Lebanon mulls on charging residents for Whatsapp
Between 2017 and 2018, telecom revenues dropped by 33 percent, which the ministry of telecommunications believe is because of residents using WhatsApp to make calls instead of making traditional telephone calls.
During a cabinet session on Wednesday, the prospect of charging for WhatsApp calls, which could mount to a monthly charge of $6 if the phone user made a WhatsApp call every day, Lebanese media reported.
WhatsApp users would be charged a flat rate of $0.20 daily if they make a phone call in a country that already has one of the most expensive mobile rates in the region.
Officials predict this will secure an annual revenue of $216 million for Lebanon's government, already under fire for financial corruption.
The reported proposal sparked outrage by politicians and celebrities online.
Lebanese singer Ragheb Alama lambasted the proposal, calling on politicians to "impose a tax on the polluted air the people are breathing".
Member of Parliament Paula Yacoubian snubbed the proposal, suggesting to focus more on internal corruption.
"The people will not pay a single [Lebanese] pound on the platform it insults you [politicians] on," she said.
"Get the money by stopping your [suspicious] deals that you refer to as projects.
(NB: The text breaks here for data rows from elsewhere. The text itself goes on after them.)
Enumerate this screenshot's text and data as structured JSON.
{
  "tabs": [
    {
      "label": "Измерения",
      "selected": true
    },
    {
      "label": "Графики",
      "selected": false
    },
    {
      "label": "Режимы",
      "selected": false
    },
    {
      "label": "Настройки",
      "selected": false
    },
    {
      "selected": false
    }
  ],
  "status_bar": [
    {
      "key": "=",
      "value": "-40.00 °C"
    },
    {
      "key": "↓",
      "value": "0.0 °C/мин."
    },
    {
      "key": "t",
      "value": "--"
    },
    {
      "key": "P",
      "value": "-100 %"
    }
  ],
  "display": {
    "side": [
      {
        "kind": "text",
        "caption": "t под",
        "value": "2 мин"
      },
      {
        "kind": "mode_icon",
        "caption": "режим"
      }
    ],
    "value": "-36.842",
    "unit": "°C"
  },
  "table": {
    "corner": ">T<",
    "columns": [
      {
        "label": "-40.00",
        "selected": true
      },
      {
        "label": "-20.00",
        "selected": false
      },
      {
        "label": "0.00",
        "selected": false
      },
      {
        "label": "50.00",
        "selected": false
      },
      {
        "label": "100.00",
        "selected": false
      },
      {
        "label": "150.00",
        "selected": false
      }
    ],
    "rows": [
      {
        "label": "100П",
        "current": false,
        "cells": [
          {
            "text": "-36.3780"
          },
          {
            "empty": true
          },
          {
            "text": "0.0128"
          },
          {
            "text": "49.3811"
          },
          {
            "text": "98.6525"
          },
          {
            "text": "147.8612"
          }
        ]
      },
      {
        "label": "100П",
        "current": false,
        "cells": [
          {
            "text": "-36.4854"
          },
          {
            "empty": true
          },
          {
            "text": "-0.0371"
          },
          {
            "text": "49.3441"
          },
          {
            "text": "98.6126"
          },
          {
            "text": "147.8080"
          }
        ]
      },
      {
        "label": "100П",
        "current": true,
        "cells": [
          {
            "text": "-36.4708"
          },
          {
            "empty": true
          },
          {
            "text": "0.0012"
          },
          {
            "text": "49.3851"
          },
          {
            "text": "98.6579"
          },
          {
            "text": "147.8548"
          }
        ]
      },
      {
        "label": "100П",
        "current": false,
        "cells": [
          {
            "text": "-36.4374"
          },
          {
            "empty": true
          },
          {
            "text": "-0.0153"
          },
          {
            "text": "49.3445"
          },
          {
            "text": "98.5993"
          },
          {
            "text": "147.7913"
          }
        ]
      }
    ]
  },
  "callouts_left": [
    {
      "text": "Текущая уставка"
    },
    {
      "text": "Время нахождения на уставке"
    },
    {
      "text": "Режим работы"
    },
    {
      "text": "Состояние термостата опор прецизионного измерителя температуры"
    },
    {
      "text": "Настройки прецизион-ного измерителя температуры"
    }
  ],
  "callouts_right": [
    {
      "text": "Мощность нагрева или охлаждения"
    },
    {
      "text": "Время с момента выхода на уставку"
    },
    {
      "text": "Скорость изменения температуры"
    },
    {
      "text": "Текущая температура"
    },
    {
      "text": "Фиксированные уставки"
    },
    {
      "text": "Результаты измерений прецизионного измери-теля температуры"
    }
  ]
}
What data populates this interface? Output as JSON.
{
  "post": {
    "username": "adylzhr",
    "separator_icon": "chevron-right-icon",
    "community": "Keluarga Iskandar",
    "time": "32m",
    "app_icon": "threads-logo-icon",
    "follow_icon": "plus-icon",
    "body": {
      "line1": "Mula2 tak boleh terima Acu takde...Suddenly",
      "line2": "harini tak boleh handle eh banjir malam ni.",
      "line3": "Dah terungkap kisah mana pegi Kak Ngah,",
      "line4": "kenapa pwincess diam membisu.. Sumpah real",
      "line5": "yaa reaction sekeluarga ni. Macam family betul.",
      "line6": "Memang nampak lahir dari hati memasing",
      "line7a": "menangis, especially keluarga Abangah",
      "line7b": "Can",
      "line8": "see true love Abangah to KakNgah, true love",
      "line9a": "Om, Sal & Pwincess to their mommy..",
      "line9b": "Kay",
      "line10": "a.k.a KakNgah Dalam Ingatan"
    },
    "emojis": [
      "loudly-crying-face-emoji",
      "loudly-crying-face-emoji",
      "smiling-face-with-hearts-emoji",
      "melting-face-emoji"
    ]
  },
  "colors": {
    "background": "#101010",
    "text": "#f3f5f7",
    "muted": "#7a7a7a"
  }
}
The money of the Bisri Dam should be invested in electricity which has a $2 billion annual deficit," Yacoubian tweeted.
'Government, parliament... thieves'
Last month, hundreds of people protested in Beirut on Sunday over increasingly difficult living conditions, amid fears of a dollar shortage and possible price hikes.
A skirmish broke out late September as protesters tried to break through security barriers in front of the cabinet office and anti-riot forces pushed them back with shields and batons.
Around 500 people, some carrying Lebanese flags, had gathered earlier in central Beirut's Martyr Square to march to the seats of government and parliament.
"Revolution, revolution," cried some of the protesters.
"Government, parliament... Thieves, thieves!"
Others chanted a popular refrain of the 2011 Arab Spring protests across the region: "The people want the fall of the regime".